**PROBLEM DESCRIPTION:**
Lines with the word "title" are the answer; copy each of them from the data below.

:: THE DATA ::

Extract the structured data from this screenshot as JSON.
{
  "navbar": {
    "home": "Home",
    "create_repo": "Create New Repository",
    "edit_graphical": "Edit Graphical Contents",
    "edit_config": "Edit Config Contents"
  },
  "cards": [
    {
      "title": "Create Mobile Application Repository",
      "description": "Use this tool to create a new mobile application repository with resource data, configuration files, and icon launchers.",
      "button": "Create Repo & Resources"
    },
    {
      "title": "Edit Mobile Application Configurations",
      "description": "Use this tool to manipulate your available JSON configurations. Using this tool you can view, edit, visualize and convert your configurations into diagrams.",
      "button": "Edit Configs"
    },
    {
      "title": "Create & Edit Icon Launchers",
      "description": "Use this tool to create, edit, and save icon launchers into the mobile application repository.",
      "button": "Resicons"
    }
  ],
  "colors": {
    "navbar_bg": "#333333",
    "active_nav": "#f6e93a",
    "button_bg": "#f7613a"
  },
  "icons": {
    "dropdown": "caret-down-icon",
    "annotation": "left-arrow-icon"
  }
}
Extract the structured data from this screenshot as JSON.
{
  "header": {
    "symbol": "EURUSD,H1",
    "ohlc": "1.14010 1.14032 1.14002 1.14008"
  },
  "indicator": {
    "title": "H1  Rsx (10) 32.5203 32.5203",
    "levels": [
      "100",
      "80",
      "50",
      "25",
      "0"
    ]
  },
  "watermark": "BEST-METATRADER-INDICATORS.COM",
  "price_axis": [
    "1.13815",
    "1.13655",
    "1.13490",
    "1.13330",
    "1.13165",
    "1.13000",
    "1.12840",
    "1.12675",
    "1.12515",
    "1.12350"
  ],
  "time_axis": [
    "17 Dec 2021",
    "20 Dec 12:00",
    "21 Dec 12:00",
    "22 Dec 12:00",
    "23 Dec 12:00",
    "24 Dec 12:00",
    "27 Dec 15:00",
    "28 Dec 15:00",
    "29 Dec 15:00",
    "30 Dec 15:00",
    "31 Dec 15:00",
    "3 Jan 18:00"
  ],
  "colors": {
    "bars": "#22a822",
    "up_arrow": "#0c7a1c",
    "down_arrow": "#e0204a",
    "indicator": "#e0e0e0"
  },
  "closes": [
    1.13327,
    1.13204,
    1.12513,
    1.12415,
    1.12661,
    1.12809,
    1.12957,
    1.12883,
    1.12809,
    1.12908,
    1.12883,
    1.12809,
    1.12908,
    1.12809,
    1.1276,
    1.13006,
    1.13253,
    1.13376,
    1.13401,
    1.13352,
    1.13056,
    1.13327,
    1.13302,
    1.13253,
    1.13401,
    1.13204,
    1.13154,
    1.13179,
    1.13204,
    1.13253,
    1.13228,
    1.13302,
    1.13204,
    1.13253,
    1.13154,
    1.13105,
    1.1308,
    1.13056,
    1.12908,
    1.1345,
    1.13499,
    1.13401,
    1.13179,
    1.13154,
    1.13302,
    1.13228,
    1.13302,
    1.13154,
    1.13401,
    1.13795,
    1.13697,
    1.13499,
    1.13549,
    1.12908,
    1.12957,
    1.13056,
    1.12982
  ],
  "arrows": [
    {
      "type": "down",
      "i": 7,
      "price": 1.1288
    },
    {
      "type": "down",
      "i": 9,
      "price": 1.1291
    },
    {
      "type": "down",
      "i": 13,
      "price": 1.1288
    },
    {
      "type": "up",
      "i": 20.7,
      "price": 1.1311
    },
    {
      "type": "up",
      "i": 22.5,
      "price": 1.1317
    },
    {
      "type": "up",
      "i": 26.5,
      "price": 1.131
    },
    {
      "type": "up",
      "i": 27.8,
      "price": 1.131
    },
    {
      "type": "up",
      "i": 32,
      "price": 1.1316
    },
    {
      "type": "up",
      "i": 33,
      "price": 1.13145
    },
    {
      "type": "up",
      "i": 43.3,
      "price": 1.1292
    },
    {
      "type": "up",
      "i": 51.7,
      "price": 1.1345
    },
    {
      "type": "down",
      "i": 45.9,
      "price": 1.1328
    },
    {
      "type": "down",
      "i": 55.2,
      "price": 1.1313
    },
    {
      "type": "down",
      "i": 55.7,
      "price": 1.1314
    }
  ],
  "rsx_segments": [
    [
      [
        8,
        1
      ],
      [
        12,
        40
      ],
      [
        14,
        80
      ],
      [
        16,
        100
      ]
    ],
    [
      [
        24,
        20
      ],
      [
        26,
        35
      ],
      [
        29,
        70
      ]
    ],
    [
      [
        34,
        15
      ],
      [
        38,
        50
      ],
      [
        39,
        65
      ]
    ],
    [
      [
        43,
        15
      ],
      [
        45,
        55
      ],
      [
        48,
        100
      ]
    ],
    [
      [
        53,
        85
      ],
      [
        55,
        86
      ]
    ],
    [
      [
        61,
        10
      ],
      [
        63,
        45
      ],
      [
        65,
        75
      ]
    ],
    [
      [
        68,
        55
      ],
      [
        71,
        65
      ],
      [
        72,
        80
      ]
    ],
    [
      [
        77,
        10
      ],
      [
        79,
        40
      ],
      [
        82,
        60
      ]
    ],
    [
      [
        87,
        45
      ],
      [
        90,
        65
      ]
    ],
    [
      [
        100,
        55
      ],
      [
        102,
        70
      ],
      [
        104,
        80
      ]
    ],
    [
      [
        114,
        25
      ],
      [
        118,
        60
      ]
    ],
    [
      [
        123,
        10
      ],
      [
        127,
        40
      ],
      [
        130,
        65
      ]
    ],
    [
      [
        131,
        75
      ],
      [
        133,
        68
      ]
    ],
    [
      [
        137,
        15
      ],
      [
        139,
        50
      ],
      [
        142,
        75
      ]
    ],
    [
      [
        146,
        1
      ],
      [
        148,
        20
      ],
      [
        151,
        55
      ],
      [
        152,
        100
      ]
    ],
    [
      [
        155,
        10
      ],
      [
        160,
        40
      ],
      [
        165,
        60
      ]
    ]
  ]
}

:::

**SOLUTION:**
      "title": "Create Mobile Application Repository",
      "title": "Edit Mobile Application Configurations",
      "title": "Create & Edit Icon Launchers",
    "title": "H1  Rsx (10) 32.5203 32.5203",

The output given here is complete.